BEGIN

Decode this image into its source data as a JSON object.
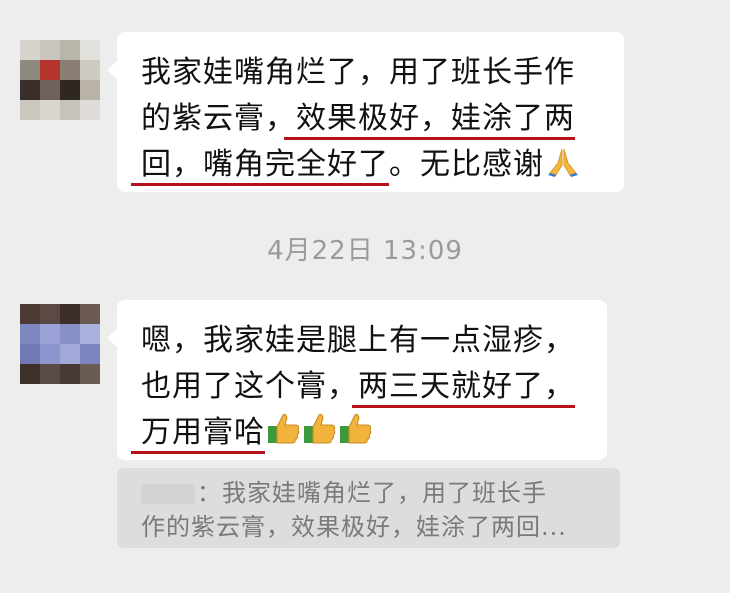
{
  "chat": {
    "message1": {
      "line1": "我家娃嘴角烂了，用了班长手作",
      "line2_plain": "的紫云膏，",
      "line2_highlight": "效果极好，娃涂了两",
      "line3_highlight": "回，嘴角完全好了",
      "line3_plain": "。无比感谢",
      "emoji": "pray-emoji"
    },
    "timestamp": "4月22日 13:09",
    "message2": {
      "line1": "嗯，我家娃是腿上有一点湿疹，",
      "line2_plain": "也用了这个膏，",
      "line2_highlight": "两三天就好了，",
      "line3_highlight": "万用膏哈",
      "emoji": "thumbs-up-emoji"
    },
    "quote": {
      "separator": "：",
      "line1": "我家娃嘴角烂了，用了班长手",
      "line2": "作的紫云膏，效果极好，娃涂了两回..."
    }
  },
  "colors": {
    "background": "#ededed",
    "bubble": "#ffffff",
    "underline": "#b5121b",
    "timestamp": "#9b9b9b",
    "quote_bg": "#dddddd"
  }
}
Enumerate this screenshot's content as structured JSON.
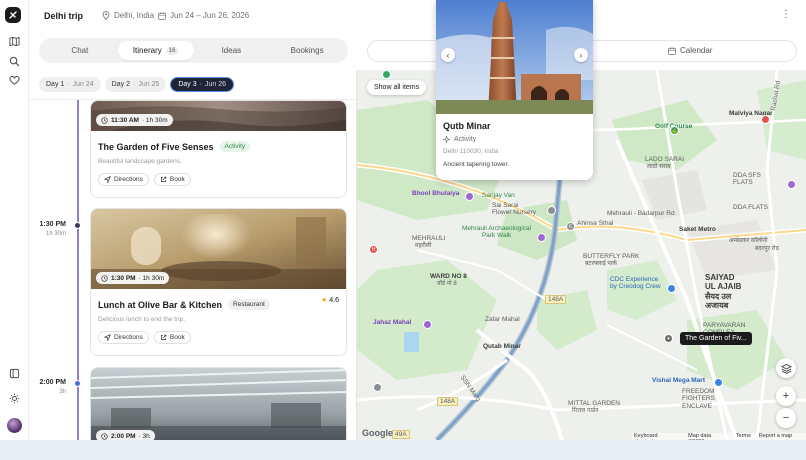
{
  "app": {
    "trip_title": "Delhi trip",
    "location": "Delhi, India",
    "dates": "Jun 24 – Jun 26, 2026"
  },
  "tabs": [
    {
      "label": "Chat",
      "count": ""
    },
    {
      "label": "Itinerary",
      "count": "16"
    },
    {
      "label": "Ideas",
      "count": ""
    },
    {
      "label": "Bookings",
      "count": ""
    }
  ],
  "active_tab": "Itinerary",
  "days": [
    {
      "label": "Day 1",
      "date": "Jun 24"
    },
    {
      "label": "Day 2",
      "date": "Jun 25"
    },
    {
      "label": "Day 3",
      "date": "Jun 26"
    }
  ],
  "active_day": "Day 3",
  "timeline": [
    {
      "time": "1:30 PM",
      "duration": "1h 30m"
    },
    {
      "time": "2:00 PM",
      "duration": "3h"
    }
  ],
  "cards": [
    {
      "time": "11:30 AM",
      "duration": "· 1h 30m",
      "title": "The Garden of Five Senses",
      "badge": "Activity",
      "description": "Beautiful landscape gardens.",
      "directions": "Directions",
      "book": "Book"
    },
    {
      "time": "1:30 PM",
      "duration": "· 1h 30m",
      "title": "Lunch at Olive Bar & Kitchen",
      "badge": "Restaurant",
      "rating": "4.6",
      "description": "Delicious lunch to end the trip.",
      "directions": "Directions",
      "book": "Book"
    },
    {
      "time": "2:00 PM",
      "duration": "· 3h"
    }
  ],
  "map": {
    "calendar_label": "Calendar",
    "show_all": "Show all items",
    "selected_marker": "The Garden of Fiv...",
    "google": "Google",
    "attribution": [
      "Keyboard shortcuts",
      "Map data ©2026",
      "Terms",
      "Report a map error"
    ],
    "labels": {
      "golf_course": "Golf Course",
      "malviya_nagar": "Malviya Nagar",
      "lado_sarai": "LADO SARAI",
      "lado_sarai_hi": "लाडो सराय",
      "dda_sfs_flats": "DDA SFS\nFLATS",
      "dda_flats": "DDA FLATS",
      "bhool_bhulaiya": "Bhool Bhulaiya",
      "sanjay_van": "Sanjay Van",
      "sai_sarai": "Sai Sarai\nFlower Nursery",
      "ahinsa_sthal": "Ahinsa Sthal",
      "mehrauli_badarpur": "Mehrauli - Badarpur Rd",
      "saket_metro": "Saket Metro",
      "mehrauli_park": "Mehrauli Archaeological\nPark Walk",
      "mehrauli": "MEHRAULI",
      "mehrauli_hi": "महरौली",
      "butterfly_park": "BUTTERFLY PARK",
      "butterfly_park_hi": "बटरफ्लाई पार्क",
      "ward_no_8": "WARD NO 8",
      "ward_no_8_hi": "वॉर्ड नो 8",
      "cdc_experience": "CDC Experience\nby Creodog Crew",
      "saiyad_ul_ajaib": "SAIYAD\nUL AJAIB",
      "saiyad_ul_ajaib_hi": "सैयद उल\nअजायब",
      "jahaz_mahal": "Jahaz Mahal",
      "zafar_mahal": "Zafar Mahal",
      "qutub_minar": "Qutab Minar",
      "paryavaran": "PARYAVARAN\nCOMPLEX",
      "vishal_mega_mart": "Vishal Mega Mart",
      "mittal_garden": "MITTAL GARDEN",
      "mittal_garden_hi": "मित्तल गार्डन",
      "freedom_fighters": "FREEDOM\nFIGHTERS\nENCLAVE",
      "ssn_marg": "SSN Marg",
      "ambedkar_colony": "अम्बेडकर कॉलोनी",
      "shahpur_badarpur": "बदरपुर रोड",
      "rashid_rd": "Rashid Rd",
      "sect_148a_1": "148A",
      "sect_148a_2": "148A",
      "road_4": "4",
      "road_49": "49A"
    }
  },
  "popup": {
    "title": "Qutb Minar",
    "type": "Activity",
    "address": "Delhi 110030, India",
    "description": "Ancient tapering tower."
  }
}
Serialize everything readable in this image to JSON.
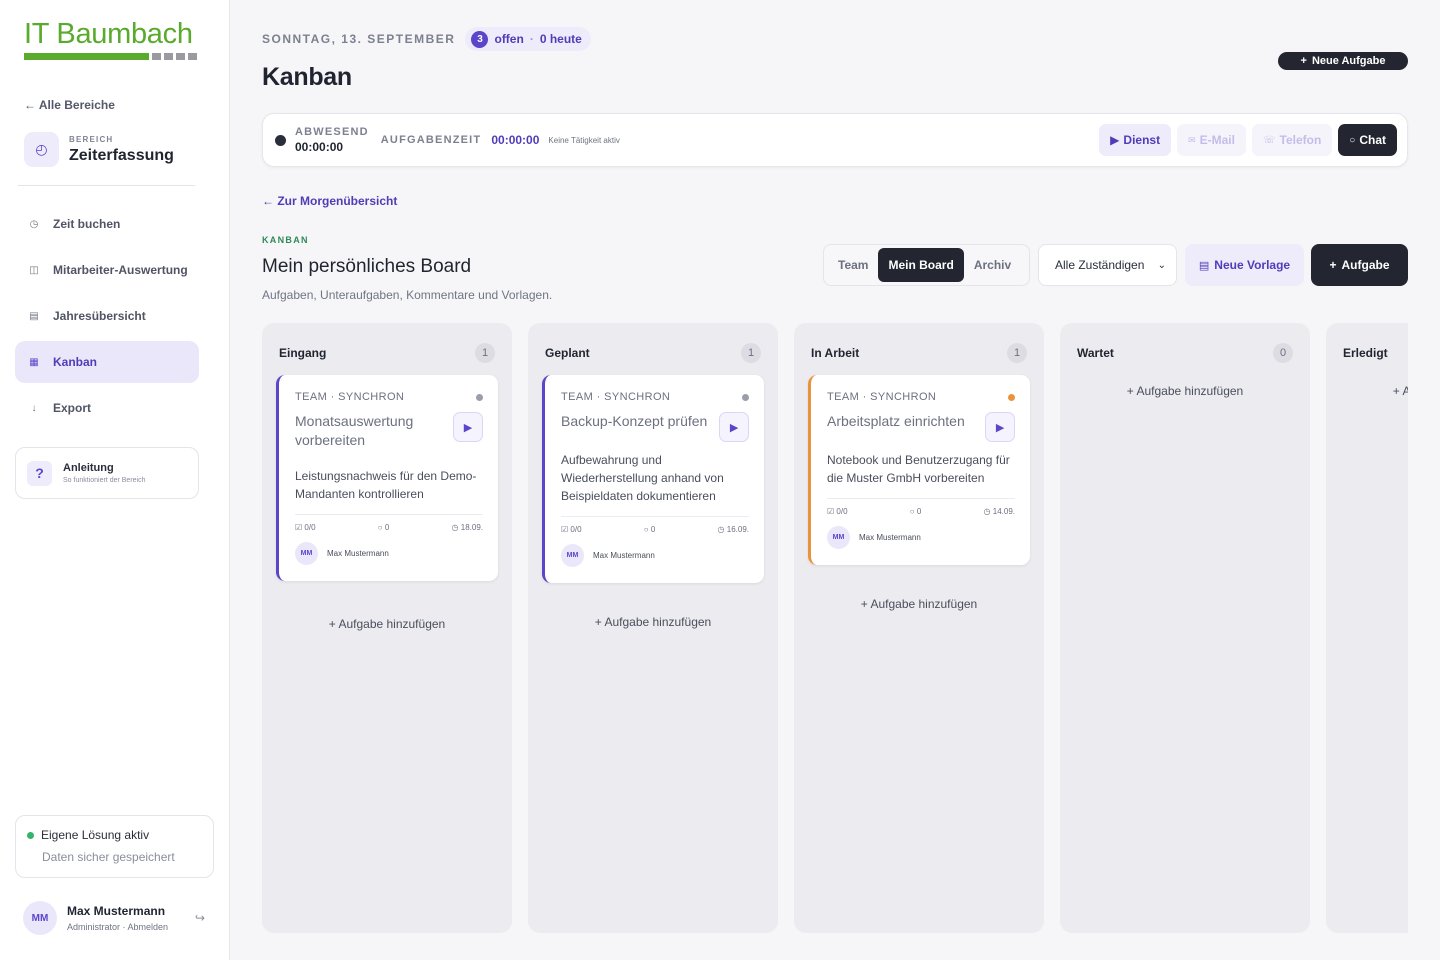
{
  "sidebar": {
    "logo": "IT Baumbach",
    "back_link": "← Alle Bereiche",
    "area_kicker": "BEREICH",
    "area_name": "Zeiterfassung",
    "nav": [
      {
        "label": "Zeit buchen",
        "icon": "clock-icon",
        "glyph": "◷"
      },
      {
        "label": "Mitarbeiter-Auswertung",
        "icon": "columns-icon",
        "glyph": "◫"
      },
      {
        "label": "Jahresübersicht",
        "icon": "calendar-icon",
        "glyph": "▤"
      },
      {
        "label": "Kanban",
        "icon": "kanban-icon",
        "glyph": "▦"
      },
      {
        "label": "Export",
        "icon": "download-icon",
        "glyph": "↓"
      }
    ],
    "help_title": "Anleitung",
    "help_sub": "So funktioniert der Bereich",
    "status_title": "Eigene Lösung aktiv",
    "status_sub": "Daten sicher gespeichert",
    "user_initials": "MM",
    "user_name": "Max Mustermann",
    "user_role": "Administrator · Abmelden"
  },
  "header": {
    "date": "SONNTAG, 13. SEPTEMBER",
    "open_count": "3",
    "open_label": "offen",
    "today_label": "0 heute",
    "title": "Kanban",
    "new_task": "Neue Aufgabe"
  },
  "timebar": {
    "state_label": "ABWESEND",
    "state_time": "00:00:00",
    "task_label": "AUFGABENZEIT",
    "task_time": "00:00:00",
    "note": "Keine Tätigkeit aktiv",
    "btn_dienst": "Dienst",
    "btn_email": "E-Mail",
    "btn_phone": "Telefon",
    "btn_chat": "Chat"
  },
  "morning_link": "← Zur Morgenübersicht",
  "board": {
    "kicker": "KANBAN",
    "title": "Mein persönliches Board",
    "subtitle": "Aufgaben, Unteraufgaben, Kommentare und Vorlagen.",
    "seg": [
      "Team",
      "Mein Board",
      "Archiv"
    ],
    "assignee_select": "Alle Zuständigen",
    "new_template": "Neue Vorlage",
    "add_task": "Aufgabe",
    "add_link": "Aufgabe hinzufügen",
    "columns": [
      {
        "title": "Eingang",
        "count": "1"
      },
      {
        "title": "Geplant",
        "count": "1"
      },
      {
        "title": "In Arbeit",
        "count": "1"
      },
      {
        "title": "Wartet",
        "count": "0"
      },
      {
        "title": "Erledigt",
        "count": ""
      }
    ],
    "cards": [
      {
        "team": "TEAM · SYNCHRON",
        "title": "Monatsauswertung vorbereiten",
        "desc": "Leistungsnachweis für den Demo-Mandanten kontrollieren",
        "subtasks": "0/0",
        "comments": "0",
        "due": "18.09.",
        "assignee_initials": "MM",
        "assignee": "Max Mustermann"
      },
      {
        "team": "TEAM · SYNCHRON",
        "title": "Backup-Konzept prüfen",
        "desc": "Aufbewahrung und Wiederherstellung anhand von Beispieldaten dokumentieren",
        "subtasks": "0/0",
        "comments": "0",
        "due": "16.09.",
        "assignee_initials": "MM",
        "assignee": "Max Mustermann"
      },
      {
        "team": "TEAM · SYNCHRON",
        "title": "Arbeitsplatz einrichten",
        "desc": "Notebook und Benutzerzugang für die Muster GmbH vorbereiten",
        "subtasks": "0/0",
        "comments": "0",
        "due": "14.09.",
        "assignee_initials": "MM",
        "assignee": "Max Mustermann"
      }
    ]
  },
  "colors": {
    "accent": "#5b45c9",
    "brand_green": "#5aaa2e",
    "dark": "#232630",
    "in_progress": "#e9943c"
  }
}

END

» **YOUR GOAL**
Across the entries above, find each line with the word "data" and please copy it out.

» **EXERCISE ANSWER**
Decode this image into its source data as a JSON object.
      "Map data ©2026",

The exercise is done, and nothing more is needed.